··· Records for the exercise ···

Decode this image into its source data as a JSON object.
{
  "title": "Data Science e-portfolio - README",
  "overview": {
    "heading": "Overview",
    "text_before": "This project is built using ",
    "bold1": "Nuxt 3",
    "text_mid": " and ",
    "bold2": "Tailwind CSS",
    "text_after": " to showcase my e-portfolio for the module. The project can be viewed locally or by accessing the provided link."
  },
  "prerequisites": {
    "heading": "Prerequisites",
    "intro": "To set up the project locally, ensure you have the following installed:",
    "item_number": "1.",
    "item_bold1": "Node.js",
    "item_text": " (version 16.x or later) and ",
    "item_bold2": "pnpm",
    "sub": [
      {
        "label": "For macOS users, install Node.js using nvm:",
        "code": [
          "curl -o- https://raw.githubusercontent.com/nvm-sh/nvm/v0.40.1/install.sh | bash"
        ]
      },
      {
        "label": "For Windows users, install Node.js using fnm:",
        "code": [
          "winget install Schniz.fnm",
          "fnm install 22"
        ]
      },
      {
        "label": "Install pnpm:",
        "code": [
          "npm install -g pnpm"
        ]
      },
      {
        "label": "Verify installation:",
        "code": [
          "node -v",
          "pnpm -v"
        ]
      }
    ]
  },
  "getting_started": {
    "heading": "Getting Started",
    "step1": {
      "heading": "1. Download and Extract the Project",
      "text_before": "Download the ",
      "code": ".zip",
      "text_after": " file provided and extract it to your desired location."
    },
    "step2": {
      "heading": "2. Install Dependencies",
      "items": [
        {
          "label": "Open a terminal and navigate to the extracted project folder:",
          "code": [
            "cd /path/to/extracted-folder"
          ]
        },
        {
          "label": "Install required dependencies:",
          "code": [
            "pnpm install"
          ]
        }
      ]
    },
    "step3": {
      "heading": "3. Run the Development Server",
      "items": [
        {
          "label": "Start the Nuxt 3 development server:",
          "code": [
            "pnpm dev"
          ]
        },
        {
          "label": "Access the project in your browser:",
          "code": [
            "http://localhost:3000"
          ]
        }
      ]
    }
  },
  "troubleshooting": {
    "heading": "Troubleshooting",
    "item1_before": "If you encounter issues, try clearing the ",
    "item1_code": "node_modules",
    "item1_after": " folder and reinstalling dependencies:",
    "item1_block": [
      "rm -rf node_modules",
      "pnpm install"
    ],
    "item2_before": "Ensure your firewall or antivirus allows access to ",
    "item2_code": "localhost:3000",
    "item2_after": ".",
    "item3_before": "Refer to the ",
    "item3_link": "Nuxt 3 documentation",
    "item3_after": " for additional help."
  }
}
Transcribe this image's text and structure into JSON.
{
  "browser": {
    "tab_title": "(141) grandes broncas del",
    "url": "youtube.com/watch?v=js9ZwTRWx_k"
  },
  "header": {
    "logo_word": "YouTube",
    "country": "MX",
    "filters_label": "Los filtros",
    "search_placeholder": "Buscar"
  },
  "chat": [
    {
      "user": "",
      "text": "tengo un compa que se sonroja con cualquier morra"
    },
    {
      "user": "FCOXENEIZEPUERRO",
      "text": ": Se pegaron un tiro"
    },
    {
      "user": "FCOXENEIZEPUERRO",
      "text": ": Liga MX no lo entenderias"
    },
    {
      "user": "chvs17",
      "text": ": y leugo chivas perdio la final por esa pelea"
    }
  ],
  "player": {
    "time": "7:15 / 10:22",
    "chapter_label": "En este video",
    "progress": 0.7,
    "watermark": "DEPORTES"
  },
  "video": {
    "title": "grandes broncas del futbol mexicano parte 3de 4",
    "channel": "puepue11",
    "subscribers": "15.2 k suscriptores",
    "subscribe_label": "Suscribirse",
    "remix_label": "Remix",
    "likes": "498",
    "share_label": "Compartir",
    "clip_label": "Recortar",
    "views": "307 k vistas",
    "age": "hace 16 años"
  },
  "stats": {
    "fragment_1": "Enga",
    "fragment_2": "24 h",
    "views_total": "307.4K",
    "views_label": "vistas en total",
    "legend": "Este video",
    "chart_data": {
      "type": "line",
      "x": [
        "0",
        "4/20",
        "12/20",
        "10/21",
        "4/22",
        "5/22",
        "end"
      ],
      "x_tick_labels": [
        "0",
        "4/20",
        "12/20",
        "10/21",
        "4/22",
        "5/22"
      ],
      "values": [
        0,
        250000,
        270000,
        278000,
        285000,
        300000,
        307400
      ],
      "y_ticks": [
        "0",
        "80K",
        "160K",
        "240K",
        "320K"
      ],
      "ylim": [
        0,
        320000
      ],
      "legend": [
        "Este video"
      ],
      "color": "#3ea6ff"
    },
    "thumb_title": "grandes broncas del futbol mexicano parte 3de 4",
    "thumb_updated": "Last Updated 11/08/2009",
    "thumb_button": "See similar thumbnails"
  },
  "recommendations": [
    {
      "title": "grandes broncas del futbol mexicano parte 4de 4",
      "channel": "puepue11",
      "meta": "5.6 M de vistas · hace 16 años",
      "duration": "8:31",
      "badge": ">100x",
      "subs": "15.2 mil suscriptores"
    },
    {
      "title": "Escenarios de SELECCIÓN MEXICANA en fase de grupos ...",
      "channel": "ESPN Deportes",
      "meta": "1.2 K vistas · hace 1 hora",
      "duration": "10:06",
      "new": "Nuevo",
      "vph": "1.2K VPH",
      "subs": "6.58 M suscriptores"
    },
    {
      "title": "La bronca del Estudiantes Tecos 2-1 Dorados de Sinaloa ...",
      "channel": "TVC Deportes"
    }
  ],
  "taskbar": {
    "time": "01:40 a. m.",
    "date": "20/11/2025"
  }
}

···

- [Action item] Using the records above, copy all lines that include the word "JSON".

- [Task solution]
Decode this image into its source data as a JSON object.
Transcribe this image's text and structure into JSON.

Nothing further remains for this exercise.